An IP address or FQDN can be defined as the server that the probe packets will be sent to. Up to two servers can be defined this way. When two servers are provided, both must fail in order for the health check to fail. This is to avoid a scenario where one remote server is down and causes a false positive that the link is down. The FortiGate can still use the interface associated with this health check to reach the remaining healthy server.

The purpose of the server is not simply to measure the health of the link, but rather the health of the path to a resource. It is highly recommended to use an IP address or FQDN that reflects the resource so the traffic path is considered.

Note

A server can only be used in one performance SLA at any given time.

SLA targets

SLA targets are a set of constraints that are used in SD-WAN rules to control the paths that traffic takes. The constraints are:

  • Latency threshold: latency for SLA to make a decision, in milliseconds (0 - 10000000, default = 5).
  • Jitter threshold: jitter for SLA to make a decision, in milliseconds (0 - 10000000, default = 5).
  • Packet loss threshold: packet loss for SLA to make a decision, in percentage (0 - 100, default = 0).

These settings should be specific to the service whose performance is being considered. You should attempt to configure the constraints to be just under the maximum values for the application or service to function well.

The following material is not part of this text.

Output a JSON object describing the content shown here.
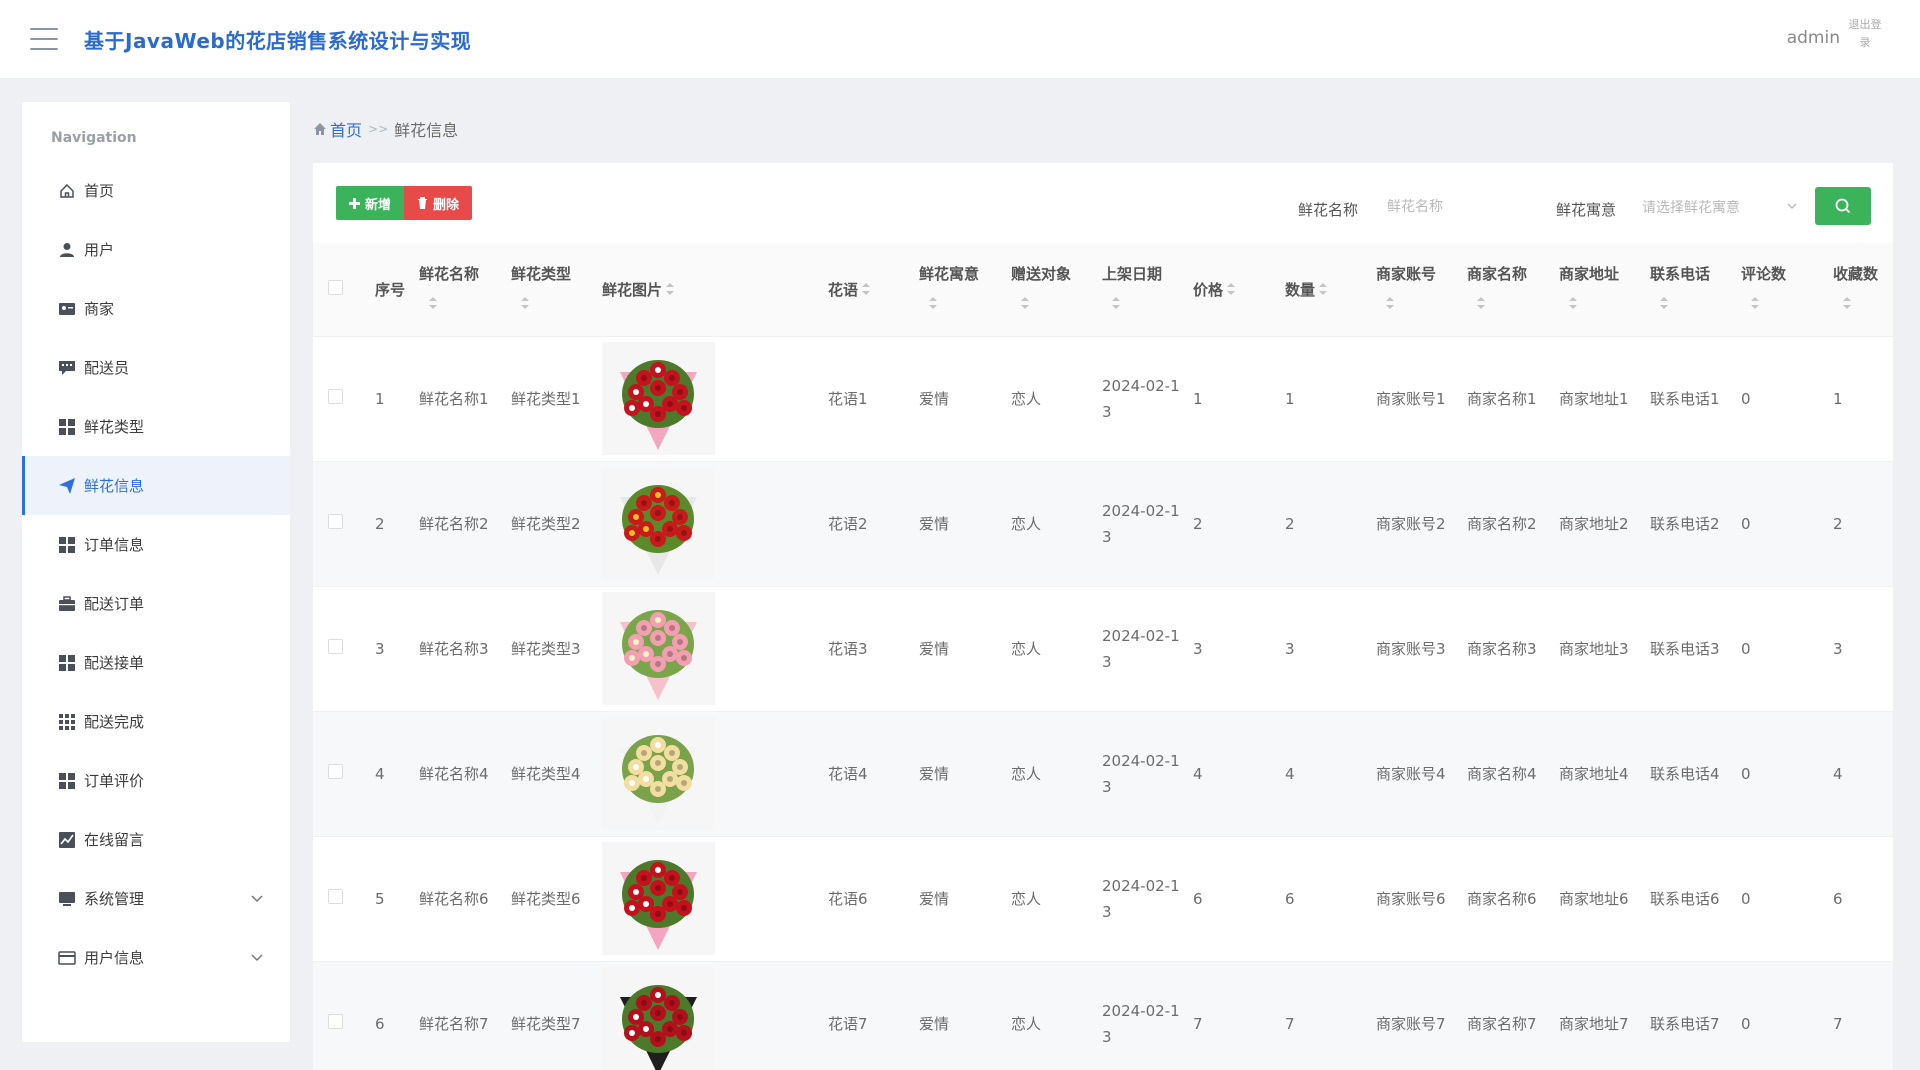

For example, if your application requires less than 100 ms latency, then you should configure the SLA target to be 90 ms. Misconfiguring these settings will cause the performance SLA to lose value. If the values are too tight, then you may have traffic flipping between links before necessary. If the values are too loose, then performance may be impacted and the FortiGate will do nothing about it.

In the GUI, one SLA target can be configured, but additional targets can be configured in the CLI. Once a second target is configured in the CLI, additional targets can be configured from the GUI. Multiple SLA targets can be configured where a server provides multiple services that have different values for acceptable performance. For example, Google provides a DNS service and entertainment services (YouTube), so it is necessary to configure multiple SLA targets in this case since you can only configure a server in one performance SLA.

Link status

The Link Status section of the performance SLA configuration consists of three settings that determine the frequency that the link is evaluated, and the requirements to be considered valid or invalid:

  • Check interval: the interval in which the FortiGate checks the interface, in milliseconds (500 - 3600000, default = 500).
  • Failures before inactive: the number of failed status checks before the interface shows as inactive (1 - 3600, default =5). This setting helps prevent flapping, where the system continuously transfers traffic back and forth between links.
  • Restore link after: the number of successful status checks before the interface shows as active (1 - 3600, default = 5). This setting also helps prevent flapping.

When a participant becomes inactive, the performance SLA causes the FortiGate to withdraw all static routes associated with that interface. If there are multiple static routes using the same interface, they will all be withdrawn when the link monitor is failing.